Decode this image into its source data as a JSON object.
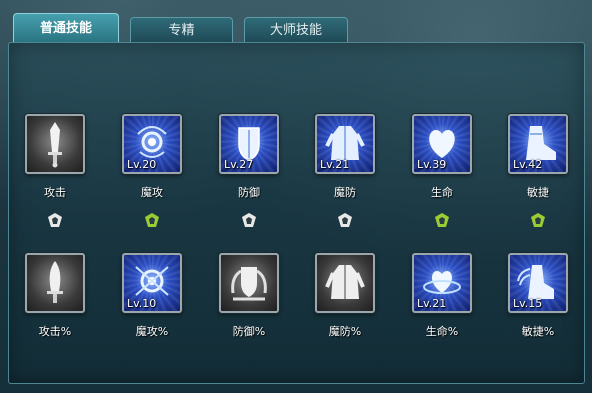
{
  "tabs": [
    {
      "label": "普通技能",
      "active": true
    },
    {
      "label": "专精",
      "active": false
    },
    {
      "label": "大师技能",
      "active": false
    }
  ],
  "skills_top": [
    {
      "name": "攻击",
      "level": "",
      "style": "grey",
      "icon": "sword-icon"
    },
    {
      "name": "魔攻",
      "level": "Lv.20",
      "style": "blue",
      "icon": "magic-orb-icon"
    },
    {
      "name": "防御",
      "level": "Lv.27",
      "style": "blue",
      "icon": "shield-icon"
    },
    {
      "name": "魔防",
      "level": "Lv.21",
      "style": "blue",
      "icon": "robe-icon"
    },
    {
      "name": "生命",
      "level": "Lv.39",
      "style": "blue",
      "icon": "heart-icon"
    },
    {
      "name": "敏捷",
      "level": "Lv.42",
      "style": "blue",
      "icon": "boot-icon"
    }
  ],
  "connectors": [
    {
      "state": "inactive",
      "color": "#e8e8e8"
    },
    {
      "state": "active",
      "color": "#9acd32"
    },
    {
      "state": "inactive",
      "color": "#e8e8e8"
    },
    {
      "state": "inactive",
      "color": "#e8e8e8"
    },
    {
      "state": "active",
      "color": "#9acd32"
    },
    {
      "state": "active",
      "color": "#9acd32"
    }
  ],
  "skills_bottom": [
    {
      "name": "攻击%",
      "level": "",
      "style": "grey",
      "icon": "blade-icon"
    },
    {
      "name": "魔攻%",
      "level": "Lv.10",
      "style": "blue",
      "icon": "magic-spiral-icon"
    },
    {
      "name": "防御%",
      "level": "",
      "style": "grey",
      "icon": "winged-shield-icon"
    },
    {
      "name": "魔防%",
      "level": "",
      "style": "grey",
      "icon": "armor-icon"
    },
    {
      "name": "生命%",
      "level": "Lv.21",
      "style": "blue",
      "icon": "swirl-heart-icon"
    },
    {
      "name": "敏捷%",
      "level": "Lv.15",
      "style": "blue",
      "icon": "winged-boot-icon"
    }
  ]
}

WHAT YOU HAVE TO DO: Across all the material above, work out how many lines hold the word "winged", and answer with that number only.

TASK SOLUTION: 2